Laxalt, in his first appearance before the 2017 Legislature, responded to concerns expressed by Gaming Control Board Chairman A.G. Burnett about a private meeting the two men had in March 2016 about the Sands case. Burnett secretly recorded the conversation.
Laxalt and Burnett testified before a joint meeting of the Senate Finance and Assembly Ways and Means committees. The panels met to hear Assembly Bill 513, a bill requested by Ways and Means Chairwoman Maggie Carlton, D-Las Vegas, which would remove the attorney general’s office as counsel for the Gaming Control Board and Gaming Commission and establish an independent legal counsel for the regulators.
Burnett told the committee he thought the Laxalt matter was settled. But Carlton issued a subpoena this month and received Burnett’s recording and an affidavit he prepared. The information was made public in the week ahead of Wednesday’s hearing.
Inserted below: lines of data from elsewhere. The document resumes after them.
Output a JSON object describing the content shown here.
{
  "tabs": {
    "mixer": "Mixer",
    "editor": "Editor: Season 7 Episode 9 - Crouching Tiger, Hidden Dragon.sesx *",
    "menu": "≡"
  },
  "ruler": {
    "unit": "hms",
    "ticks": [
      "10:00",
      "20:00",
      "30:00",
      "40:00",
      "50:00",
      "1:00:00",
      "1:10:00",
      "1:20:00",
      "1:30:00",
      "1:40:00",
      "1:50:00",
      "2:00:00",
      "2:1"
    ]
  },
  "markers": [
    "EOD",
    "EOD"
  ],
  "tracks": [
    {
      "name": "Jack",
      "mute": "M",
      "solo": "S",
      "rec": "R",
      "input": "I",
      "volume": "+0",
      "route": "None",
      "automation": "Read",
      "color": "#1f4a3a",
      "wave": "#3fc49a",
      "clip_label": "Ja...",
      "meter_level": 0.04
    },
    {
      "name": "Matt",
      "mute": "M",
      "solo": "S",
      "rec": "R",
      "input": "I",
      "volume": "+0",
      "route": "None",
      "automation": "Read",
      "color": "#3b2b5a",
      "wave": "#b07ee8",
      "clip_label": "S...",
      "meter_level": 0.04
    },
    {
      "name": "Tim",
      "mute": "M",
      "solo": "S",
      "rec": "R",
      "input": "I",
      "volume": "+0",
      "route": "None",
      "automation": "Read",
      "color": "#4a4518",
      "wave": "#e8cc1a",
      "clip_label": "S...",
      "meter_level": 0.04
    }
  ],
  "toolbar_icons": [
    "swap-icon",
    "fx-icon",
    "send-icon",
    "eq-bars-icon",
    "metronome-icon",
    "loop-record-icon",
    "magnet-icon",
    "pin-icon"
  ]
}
The hearing and surrounding debate about the recording has been characterized by Laxalt and some fellow Republicans as a political attack. Laxalt is considering a run for governor next year.
But Carlton and other Democrats have expressed concern about the nature of the meeting and whether Laxalt’s discussion with Burnett was done as a favor to Sands, a campaign donor to Laxalt.
Senate Majority Leader Aaron Ford, D-Las Vegas, asked Laxalt if he was advocating on behalf of Sands.
Laxalt said that was not the case and that his legal interest in filing a “friend of the court” brief was rooted in protecting the agency and its ability to preserve confidentiality and the integrity of Nevada’s gaming industry.
Laxalt said such a brief actually could have harmed Sands’ legal position in the case. The transcript of the recording reflected this narrative.
“I know you want to stay out of the broader piece. I know we don’t — I know you don’t, and we agree — don’t even want to touch this joint investigation and whether it covers all these other agencies,” Laxalt said in the conversation with Burnett.
“Sands can battle that out and figure out whether they can convince a judge that it should or shouldn’t,” Laxalt said. “But as to the narrow piece, are you going to support — I mean, I think it’d be a four-page amicus, and it’ll be as narrow as you would be comfortable with, simply laying out ‘Here’s the law as we see it.’ It doesn’t even need to mention the facts of the case. It could be literally that narrow.”
Documents had been sought by the former Sands employee in his wrongful termination lawsuit, which was later settled. No brief from the attorney general or gaming regulators was ever filed in the case.
Burnett said he surreptitiously recorded the conversation out of an abundance of caution. Burnett said he had received information that Laxalt was going to talk to him about the Sands lawsuit and that he was concerned because a decision had been made not to intervene.
Laxalt said his position all along was that most of what Sands wanted in the way of legal intervention by the Gaming Control Board was not appropriate.
Burnett said he turned the recording of his conversation with Laxalt over to the FBI to ensure that the gaming agency was protected in the event the issue became public. The FBI found no wrongdoing in the conversation.
The Review-Journal is owned by the family of Las Vegas Sands Corp. Chairman and CEO Sheldon Adelson.
Contact Sean Whaley at email@example.com or 775-461-3820. Follow @seanw801 on Twitter.